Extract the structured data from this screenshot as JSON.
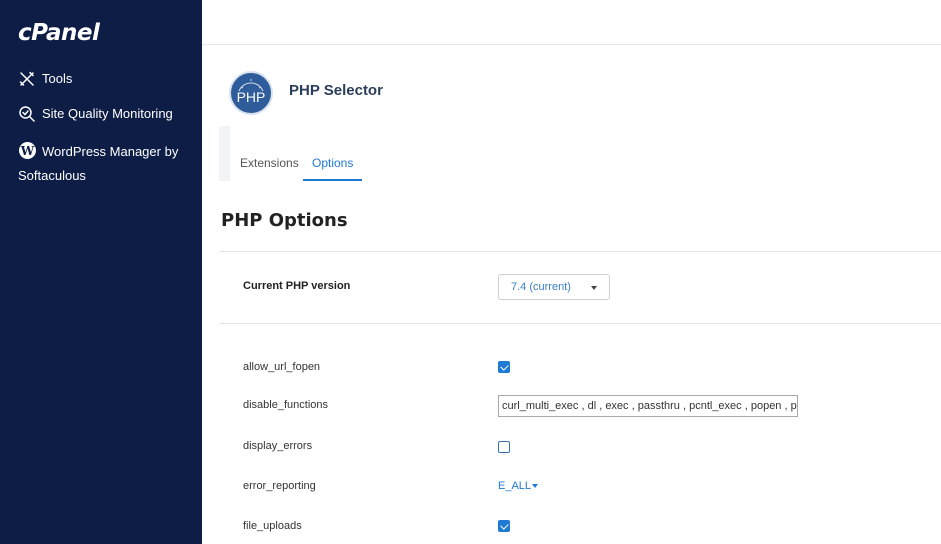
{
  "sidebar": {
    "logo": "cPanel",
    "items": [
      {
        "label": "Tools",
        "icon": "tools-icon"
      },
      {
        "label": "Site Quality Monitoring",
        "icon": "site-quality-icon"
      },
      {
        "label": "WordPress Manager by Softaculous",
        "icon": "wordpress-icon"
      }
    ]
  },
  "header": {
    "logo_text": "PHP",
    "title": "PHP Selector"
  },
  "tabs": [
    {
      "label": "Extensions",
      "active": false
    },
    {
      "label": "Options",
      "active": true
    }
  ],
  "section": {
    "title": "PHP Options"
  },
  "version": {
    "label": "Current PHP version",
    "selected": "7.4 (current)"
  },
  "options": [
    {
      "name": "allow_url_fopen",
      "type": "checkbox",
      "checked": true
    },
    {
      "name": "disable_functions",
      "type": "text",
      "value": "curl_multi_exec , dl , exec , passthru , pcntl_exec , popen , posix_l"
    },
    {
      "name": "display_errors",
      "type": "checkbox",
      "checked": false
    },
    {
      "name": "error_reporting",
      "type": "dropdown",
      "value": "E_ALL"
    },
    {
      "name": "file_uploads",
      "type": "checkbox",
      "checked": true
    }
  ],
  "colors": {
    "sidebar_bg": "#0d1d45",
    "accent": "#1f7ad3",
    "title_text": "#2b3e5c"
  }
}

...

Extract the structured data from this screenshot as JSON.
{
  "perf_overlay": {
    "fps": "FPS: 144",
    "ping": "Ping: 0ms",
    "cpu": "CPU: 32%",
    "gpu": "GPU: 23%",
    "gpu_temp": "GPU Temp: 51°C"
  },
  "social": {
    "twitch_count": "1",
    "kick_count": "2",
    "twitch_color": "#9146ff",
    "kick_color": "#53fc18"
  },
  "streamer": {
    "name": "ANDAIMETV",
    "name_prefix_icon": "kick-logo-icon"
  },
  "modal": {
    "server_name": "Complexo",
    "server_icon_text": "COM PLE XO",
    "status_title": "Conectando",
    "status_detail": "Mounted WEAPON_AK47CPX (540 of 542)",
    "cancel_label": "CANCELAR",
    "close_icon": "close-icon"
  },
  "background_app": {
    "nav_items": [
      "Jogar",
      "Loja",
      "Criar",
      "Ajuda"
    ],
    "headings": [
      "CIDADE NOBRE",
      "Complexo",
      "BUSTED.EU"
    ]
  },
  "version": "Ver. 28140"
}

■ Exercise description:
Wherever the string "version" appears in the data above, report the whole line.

■ Response box:
  "version": {
    "label": "Current PHP version",
  "version": "Ver. 28140"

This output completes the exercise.